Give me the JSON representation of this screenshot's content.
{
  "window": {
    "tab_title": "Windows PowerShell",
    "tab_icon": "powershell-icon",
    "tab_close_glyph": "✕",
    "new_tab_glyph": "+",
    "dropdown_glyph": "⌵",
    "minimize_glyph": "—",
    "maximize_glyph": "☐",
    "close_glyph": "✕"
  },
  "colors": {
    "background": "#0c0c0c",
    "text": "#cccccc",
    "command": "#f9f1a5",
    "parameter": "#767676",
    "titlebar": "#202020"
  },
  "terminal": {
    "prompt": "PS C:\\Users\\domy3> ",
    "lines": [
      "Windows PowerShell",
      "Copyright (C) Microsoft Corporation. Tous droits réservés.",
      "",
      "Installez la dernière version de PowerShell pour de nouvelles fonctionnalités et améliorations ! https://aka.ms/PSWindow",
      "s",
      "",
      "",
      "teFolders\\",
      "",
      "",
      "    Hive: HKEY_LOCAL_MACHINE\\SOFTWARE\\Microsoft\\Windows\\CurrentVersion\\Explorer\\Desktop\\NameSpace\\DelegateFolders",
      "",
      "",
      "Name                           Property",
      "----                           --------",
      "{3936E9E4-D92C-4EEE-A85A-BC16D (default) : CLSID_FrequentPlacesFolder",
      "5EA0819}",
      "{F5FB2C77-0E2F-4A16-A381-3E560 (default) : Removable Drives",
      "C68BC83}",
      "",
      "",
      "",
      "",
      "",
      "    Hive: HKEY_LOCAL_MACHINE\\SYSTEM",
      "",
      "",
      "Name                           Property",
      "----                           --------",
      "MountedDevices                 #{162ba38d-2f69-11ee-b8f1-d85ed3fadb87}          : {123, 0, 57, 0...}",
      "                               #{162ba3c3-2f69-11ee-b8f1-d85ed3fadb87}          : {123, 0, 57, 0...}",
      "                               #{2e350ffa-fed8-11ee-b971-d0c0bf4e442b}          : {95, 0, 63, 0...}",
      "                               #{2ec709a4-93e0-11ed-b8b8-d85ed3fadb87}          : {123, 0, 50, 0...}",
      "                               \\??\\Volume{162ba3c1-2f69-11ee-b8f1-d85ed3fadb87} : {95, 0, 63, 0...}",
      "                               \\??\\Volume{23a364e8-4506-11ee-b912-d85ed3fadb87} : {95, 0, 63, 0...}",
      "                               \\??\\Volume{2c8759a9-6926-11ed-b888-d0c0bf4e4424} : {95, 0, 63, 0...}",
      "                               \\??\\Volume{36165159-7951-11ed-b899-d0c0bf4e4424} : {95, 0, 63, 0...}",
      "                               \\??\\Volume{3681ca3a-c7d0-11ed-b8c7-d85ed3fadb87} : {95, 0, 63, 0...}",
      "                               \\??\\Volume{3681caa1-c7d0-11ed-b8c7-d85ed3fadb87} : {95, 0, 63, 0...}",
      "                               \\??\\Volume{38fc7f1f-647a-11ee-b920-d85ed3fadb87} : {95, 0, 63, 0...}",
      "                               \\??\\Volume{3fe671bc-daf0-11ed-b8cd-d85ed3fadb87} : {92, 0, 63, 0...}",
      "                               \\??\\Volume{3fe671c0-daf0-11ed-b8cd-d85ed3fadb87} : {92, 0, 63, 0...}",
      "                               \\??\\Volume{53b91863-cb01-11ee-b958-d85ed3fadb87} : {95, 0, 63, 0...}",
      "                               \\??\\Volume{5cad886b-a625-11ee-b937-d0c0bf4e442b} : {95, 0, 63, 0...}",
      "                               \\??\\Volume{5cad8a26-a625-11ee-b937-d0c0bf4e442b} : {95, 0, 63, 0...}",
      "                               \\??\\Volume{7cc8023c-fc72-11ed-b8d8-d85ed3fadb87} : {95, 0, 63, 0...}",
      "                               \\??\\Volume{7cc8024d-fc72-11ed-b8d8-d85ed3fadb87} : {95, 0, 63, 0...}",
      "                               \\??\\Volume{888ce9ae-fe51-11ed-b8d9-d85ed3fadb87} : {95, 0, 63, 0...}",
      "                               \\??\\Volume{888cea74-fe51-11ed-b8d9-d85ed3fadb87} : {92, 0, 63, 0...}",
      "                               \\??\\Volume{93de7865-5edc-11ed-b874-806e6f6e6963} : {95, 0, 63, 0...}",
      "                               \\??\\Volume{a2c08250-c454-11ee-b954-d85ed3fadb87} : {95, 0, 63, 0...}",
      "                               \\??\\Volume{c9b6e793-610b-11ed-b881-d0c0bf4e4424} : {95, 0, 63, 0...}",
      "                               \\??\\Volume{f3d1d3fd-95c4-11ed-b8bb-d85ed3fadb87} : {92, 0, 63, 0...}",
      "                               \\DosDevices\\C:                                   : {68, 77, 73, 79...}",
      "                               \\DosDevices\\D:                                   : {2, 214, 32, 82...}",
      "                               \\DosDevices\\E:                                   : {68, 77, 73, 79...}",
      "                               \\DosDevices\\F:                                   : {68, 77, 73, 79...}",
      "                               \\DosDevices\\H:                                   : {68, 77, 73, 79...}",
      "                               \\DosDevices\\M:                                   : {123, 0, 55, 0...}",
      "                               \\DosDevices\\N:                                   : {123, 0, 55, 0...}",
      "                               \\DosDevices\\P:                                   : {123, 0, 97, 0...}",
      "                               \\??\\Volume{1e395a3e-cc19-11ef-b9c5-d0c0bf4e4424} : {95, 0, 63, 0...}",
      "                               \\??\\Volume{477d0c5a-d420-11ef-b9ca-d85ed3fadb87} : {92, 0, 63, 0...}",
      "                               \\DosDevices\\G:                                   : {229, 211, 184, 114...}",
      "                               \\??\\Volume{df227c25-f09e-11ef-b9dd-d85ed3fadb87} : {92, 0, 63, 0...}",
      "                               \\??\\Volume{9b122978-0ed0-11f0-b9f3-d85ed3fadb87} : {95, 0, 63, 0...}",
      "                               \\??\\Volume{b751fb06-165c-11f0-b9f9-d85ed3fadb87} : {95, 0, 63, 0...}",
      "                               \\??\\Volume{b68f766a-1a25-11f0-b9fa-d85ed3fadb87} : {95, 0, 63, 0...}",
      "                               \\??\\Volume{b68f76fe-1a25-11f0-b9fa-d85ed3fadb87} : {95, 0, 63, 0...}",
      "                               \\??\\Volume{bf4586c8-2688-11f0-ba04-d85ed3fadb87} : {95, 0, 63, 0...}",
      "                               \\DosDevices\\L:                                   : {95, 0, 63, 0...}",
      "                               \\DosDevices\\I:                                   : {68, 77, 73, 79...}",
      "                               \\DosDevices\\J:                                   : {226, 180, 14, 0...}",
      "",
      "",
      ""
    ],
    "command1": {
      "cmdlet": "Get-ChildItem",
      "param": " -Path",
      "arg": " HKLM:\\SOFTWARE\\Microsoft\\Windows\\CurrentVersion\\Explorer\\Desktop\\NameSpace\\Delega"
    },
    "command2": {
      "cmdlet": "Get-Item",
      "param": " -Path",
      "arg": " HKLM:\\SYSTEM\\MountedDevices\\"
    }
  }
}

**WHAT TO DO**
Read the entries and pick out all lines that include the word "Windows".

**RESULT**
    "tab_title": "Windows PowerShell",
      "Windows PowerShell",
      "    Hive: HKEY_LOCAL_MACHINE\\SOFTWARE\\Microsoft\\Windows\\CurrentVersion\\Explorer\\Desktop\\NameSpace\\DelegateFolders",
      "arg": " HKLM:\\SOFTWARE\\Microsoft\\Windows\\CurrentVersion\\Explorer\\Desktop\\NameSpace\\Delega"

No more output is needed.